[Your instructions]
Gather up every line from the entries below that uses the word "Indicates".

[Record excerpts]
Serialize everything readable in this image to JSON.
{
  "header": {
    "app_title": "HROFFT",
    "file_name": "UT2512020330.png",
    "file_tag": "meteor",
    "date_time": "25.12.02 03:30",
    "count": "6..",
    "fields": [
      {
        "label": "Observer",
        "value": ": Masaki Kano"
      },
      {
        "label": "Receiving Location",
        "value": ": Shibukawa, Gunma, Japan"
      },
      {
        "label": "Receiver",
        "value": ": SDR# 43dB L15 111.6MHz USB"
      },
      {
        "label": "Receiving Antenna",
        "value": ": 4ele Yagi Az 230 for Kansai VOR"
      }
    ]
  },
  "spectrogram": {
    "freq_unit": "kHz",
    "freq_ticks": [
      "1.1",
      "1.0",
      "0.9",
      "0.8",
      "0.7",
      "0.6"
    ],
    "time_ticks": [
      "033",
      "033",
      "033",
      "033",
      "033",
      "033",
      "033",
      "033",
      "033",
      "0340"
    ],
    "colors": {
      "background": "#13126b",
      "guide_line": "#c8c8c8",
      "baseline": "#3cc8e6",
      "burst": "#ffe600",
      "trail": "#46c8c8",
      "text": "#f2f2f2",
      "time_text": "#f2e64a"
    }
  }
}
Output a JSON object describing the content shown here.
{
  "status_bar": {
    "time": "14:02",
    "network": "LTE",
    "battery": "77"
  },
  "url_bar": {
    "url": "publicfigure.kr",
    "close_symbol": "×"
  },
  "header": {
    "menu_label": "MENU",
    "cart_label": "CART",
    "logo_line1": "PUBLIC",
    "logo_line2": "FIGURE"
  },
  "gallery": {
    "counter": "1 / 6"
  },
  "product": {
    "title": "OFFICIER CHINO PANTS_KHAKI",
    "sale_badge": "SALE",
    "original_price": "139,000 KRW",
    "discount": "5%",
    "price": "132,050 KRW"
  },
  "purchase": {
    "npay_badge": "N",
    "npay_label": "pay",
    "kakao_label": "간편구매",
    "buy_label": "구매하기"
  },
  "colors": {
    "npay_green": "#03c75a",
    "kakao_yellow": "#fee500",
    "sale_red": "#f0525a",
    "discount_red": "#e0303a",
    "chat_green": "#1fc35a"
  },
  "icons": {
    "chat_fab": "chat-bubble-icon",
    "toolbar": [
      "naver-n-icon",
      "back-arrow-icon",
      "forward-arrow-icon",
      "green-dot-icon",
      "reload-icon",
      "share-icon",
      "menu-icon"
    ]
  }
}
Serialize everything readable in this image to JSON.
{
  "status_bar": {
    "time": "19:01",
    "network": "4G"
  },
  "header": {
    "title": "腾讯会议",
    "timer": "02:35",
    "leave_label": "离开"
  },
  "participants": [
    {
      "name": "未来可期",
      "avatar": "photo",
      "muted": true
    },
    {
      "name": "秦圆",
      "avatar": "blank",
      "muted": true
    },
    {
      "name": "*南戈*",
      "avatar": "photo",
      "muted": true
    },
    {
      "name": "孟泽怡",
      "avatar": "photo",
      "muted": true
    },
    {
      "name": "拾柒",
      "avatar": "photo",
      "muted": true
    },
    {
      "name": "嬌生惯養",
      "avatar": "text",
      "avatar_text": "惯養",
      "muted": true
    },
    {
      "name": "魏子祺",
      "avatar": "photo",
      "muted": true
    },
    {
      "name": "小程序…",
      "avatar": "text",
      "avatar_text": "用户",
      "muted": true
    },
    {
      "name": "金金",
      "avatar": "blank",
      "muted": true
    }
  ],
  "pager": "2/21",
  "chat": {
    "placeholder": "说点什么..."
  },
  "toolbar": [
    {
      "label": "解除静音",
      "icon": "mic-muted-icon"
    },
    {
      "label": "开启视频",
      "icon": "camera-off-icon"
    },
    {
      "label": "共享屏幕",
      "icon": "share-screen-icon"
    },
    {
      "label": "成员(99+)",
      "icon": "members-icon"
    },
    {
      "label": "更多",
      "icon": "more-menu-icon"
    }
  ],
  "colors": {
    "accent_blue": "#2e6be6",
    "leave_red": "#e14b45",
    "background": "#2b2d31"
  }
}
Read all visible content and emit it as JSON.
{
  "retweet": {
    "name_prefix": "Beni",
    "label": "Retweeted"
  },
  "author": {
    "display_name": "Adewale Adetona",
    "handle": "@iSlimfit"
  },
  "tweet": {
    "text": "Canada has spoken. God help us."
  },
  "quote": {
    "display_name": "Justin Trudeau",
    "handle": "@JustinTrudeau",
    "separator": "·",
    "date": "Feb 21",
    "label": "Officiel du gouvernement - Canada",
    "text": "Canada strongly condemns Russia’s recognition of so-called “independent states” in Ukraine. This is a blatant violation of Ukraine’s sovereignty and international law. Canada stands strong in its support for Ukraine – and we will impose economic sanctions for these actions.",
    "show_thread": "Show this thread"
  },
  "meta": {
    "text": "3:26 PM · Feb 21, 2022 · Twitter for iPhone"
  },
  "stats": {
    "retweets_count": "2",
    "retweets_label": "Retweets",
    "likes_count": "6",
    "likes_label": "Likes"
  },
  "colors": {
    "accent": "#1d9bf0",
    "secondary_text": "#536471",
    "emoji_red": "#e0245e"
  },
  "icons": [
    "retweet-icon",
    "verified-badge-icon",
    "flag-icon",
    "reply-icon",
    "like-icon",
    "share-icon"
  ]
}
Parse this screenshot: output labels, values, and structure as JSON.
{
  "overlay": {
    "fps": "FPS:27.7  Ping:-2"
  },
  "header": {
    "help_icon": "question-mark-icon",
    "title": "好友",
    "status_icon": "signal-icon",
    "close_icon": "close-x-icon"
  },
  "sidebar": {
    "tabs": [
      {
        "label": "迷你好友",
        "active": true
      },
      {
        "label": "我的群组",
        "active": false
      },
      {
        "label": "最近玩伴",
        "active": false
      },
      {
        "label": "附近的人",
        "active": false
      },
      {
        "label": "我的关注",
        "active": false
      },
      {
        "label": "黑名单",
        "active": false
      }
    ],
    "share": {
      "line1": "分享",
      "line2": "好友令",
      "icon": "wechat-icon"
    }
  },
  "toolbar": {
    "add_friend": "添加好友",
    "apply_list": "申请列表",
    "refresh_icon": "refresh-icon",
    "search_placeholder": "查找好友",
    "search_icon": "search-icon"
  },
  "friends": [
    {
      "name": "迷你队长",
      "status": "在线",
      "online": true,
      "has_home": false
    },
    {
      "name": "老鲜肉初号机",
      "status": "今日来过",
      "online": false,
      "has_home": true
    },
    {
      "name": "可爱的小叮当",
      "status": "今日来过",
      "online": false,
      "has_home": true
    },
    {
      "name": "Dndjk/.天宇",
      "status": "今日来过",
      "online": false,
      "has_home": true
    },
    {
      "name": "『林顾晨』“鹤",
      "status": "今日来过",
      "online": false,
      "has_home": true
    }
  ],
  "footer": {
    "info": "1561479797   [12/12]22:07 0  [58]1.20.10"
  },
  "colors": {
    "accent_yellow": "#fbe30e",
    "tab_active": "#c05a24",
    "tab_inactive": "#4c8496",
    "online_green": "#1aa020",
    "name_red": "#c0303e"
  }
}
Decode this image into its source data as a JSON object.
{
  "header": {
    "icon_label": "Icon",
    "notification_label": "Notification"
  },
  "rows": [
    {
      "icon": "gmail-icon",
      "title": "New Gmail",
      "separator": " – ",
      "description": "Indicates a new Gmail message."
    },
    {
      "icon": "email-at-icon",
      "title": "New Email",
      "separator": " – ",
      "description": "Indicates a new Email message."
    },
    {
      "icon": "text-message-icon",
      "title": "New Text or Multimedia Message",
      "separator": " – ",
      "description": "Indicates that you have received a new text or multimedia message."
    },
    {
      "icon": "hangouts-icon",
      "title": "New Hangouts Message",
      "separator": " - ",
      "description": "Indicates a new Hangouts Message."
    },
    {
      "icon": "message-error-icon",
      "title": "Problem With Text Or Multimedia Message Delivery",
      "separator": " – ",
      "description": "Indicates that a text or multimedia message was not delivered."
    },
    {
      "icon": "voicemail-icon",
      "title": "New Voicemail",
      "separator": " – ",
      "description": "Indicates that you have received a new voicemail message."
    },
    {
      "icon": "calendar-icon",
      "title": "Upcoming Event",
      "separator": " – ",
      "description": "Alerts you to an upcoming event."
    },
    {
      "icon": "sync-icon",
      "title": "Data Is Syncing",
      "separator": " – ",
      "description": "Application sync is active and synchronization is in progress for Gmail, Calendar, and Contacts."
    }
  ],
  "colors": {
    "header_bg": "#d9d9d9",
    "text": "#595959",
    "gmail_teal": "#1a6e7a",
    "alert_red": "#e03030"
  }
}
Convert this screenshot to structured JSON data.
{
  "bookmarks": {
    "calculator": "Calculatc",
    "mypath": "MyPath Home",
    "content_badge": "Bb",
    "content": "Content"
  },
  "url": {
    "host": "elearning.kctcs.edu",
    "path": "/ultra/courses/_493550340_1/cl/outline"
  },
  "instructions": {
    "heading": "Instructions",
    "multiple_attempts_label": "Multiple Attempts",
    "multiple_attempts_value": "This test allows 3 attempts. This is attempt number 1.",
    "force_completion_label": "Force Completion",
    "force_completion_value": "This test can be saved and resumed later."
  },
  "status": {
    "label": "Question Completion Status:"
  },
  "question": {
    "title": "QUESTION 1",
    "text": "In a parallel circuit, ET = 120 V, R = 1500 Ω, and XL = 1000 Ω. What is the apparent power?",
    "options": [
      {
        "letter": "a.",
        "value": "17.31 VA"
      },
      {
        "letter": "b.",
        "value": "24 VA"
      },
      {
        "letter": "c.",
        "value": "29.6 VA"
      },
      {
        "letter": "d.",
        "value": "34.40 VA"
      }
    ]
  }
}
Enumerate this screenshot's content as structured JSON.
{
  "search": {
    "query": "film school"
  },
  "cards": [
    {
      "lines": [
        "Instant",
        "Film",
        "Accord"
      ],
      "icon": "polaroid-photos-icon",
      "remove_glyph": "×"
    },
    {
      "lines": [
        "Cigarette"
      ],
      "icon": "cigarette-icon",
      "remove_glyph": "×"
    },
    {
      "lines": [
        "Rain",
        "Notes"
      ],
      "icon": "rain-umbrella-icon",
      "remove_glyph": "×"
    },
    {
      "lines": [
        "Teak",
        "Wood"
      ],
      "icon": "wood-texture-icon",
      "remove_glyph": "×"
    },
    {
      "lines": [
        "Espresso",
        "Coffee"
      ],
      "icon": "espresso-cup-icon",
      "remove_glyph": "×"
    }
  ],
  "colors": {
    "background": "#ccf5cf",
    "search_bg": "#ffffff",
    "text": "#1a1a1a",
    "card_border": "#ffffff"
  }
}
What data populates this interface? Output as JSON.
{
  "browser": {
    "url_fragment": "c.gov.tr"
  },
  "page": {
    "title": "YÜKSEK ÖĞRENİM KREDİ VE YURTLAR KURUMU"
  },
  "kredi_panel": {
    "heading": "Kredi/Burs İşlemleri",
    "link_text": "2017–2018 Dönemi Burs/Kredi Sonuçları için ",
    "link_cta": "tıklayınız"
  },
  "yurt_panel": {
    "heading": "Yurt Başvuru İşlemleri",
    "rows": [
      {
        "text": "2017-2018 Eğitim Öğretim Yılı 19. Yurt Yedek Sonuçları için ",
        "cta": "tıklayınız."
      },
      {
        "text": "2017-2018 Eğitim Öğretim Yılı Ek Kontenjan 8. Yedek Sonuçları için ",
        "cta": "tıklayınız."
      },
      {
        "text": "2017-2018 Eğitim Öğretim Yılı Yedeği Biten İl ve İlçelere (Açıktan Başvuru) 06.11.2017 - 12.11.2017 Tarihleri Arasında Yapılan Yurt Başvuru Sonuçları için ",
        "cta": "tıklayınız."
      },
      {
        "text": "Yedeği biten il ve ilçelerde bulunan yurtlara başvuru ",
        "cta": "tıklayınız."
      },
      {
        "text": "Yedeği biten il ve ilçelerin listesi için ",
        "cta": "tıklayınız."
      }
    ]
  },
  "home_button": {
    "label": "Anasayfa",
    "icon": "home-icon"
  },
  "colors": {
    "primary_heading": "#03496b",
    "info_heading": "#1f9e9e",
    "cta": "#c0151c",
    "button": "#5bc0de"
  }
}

[Solution]
      "description": "Indicates a new Gmail message."
      "description": "Indicates a new Email message."
      "description": "Indicates that you have received a new text or multimedia message."
      "description": "Indicates a new Hangouts Message."
      "description": "Indicates that a text or multimedia message was not delivered."
      "description": "Indicates that you have received a new voicemail message."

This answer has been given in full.